Sweden has a set of unusual but quite intelligent common laws which give right to anyone to camp on private property for a night, so long as the camp is not within eyesight of the owner's building and that the camp is moved the next day. Seeing as no-one was in the sail club the former wasn't a problem but I just wanted to mention this great little law which makes much of the country a legitimate camping site for responsible vagabonds like us (every island in the archipelego is privately owned so we'd used it the first night too). We set up the barby once again, cooking those groovy Swedish hotdogs I discovered last time I was here, and made ourselves at home.
More amusing were the strange lights in the sky to the south that Olof adamently stated were either asteroids entering the atmosphere (as mentioned on the radio a couple of days previous) or some sort of military training exercise down that way. In his increasingly drunken state he was obviously not going to accept the reasonable explanations of electrical storm lightning or an alien invasion, so we can up with a mutually acceptable explanation that each must be a universe colliding with ours (and possibly being destroyed by it). Satisfied with our new and profound understanding all that was left to do was enjoy the show. Obviously he wasn't the only one that was getting a little drunk...
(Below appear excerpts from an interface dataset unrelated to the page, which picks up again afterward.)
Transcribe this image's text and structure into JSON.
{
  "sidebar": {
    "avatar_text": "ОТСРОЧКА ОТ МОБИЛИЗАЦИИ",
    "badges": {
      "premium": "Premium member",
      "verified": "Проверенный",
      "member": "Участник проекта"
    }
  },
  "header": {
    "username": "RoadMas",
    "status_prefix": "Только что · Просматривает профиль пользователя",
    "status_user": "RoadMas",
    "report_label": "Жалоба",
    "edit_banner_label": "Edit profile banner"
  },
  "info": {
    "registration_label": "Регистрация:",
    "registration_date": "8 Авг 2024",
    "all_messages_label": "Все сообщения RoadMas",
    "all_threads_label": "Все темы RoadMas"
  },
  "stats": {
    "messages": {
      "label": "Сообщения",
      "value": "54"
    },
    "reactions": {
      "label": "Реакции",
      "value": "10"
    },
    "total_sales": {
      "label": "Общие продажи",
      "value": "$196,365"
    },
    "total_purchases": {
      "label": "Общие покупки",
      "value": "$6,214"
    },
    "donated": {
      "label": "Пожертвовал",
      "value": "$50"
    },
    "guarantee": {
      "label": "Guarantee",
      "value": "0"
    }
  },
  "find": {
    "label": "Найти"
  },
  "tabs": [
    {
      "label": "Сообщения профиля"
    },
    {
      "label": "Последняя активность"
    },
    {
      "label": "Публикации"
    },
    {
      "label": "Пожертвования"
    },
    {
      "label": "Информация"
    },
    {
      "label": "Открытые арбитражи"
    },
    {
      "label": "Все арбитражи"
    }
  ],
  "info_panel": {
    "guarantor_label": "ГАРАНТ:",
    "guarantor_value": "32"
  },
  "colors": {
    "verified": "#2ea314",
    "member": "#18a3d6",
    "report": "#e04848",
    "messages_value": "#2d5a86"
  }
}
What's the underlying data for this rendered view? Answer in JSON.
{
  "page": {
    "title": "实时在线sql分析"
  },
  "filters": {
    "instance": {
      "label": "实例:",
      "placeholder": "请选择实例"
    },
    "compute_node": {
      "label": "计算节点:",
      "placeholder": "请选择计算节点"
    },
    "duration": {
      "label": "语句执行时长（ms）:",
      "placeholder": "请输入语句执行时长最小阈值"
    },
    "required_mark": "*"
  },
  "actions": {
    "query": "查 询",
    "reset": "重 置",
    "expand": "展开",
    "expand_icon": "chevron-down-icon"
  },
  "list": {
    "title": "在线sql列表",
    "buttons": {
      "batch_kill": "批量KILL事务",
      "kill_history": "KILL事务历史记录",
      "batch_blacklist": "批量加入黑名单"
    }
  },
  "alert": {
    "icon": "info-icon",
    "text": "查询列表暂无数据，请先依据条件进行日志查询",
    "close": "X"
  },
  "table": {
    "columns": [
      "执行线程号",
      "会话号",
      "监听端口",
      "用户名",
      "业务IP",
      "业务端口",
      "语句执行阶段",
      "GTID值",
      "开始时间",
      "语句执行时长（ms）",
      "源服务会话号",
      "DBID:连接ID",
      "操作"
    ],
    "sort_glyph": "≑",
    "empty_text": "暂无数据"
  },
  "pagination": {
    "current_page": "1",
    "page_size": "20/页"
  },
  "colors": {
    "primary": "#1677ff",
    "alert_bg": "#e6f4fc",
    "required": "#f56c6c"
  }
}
Next morning we found that all the flashing was probably the most reasonable explanation - a bloody big electrical storm coming straight for us from the south. Goran near Malmo had gone through one of the largest storms in his life apparently. Despite that and the possibility of being fried to crisps in our flimsy deathboat on the open seas, captain Olof decided to head out the lock and see the Baltic side of Stockholm. 'Maybe we'll outrun it', he added, not very convincingly.
The Australian courtesy flag got us through the lock without having to pay and we did happen to skirt the storm for a while. Then a huge Viking galley floated by like some eerie premonition that was guiding us to Haides, just before Thor's hammer came down and blasted our boat with a torrential category 5 tropical storm. Thunder boomed directly overhead and cascading rainwater streamed into the cabin through myriad holes in the trusty old canopy. It was raining so hard that it was dangerous to move at even low speeds so we drifted for a time trying to stay dry, sitting the deluge out.
True to his word though we were going to see Stockholm in the sunshine that afternoon. We made it down a long and winding canal that led back to the main harbour just as the rain eased, so we were left with some stunning angles and views of Stockholm that few tourists ever get to see.
We cruised up and down small canals feeding around the main precincts of Stockholm, past the location where the very first Big Brother was shot and around the traditional gardners huts in another part of town. It really is very much like Sydney in the summer, with lots of focus on boating, the water and cute ladies in the few months that the sun beams down here. Beautiful.
Time was running out so we parked next to a floating sauna (available for hire and only in Sweden I suspect) and found the only restaurant open in the neighbourhood - Chinese. It was a long and challenging weekend but very worthwhile to see yet another face of this funky place. And considering the absolute 'rain chaos' that the capital had all around us that last day, maybe the signs were right to say that 'car sucks, boat rocks'...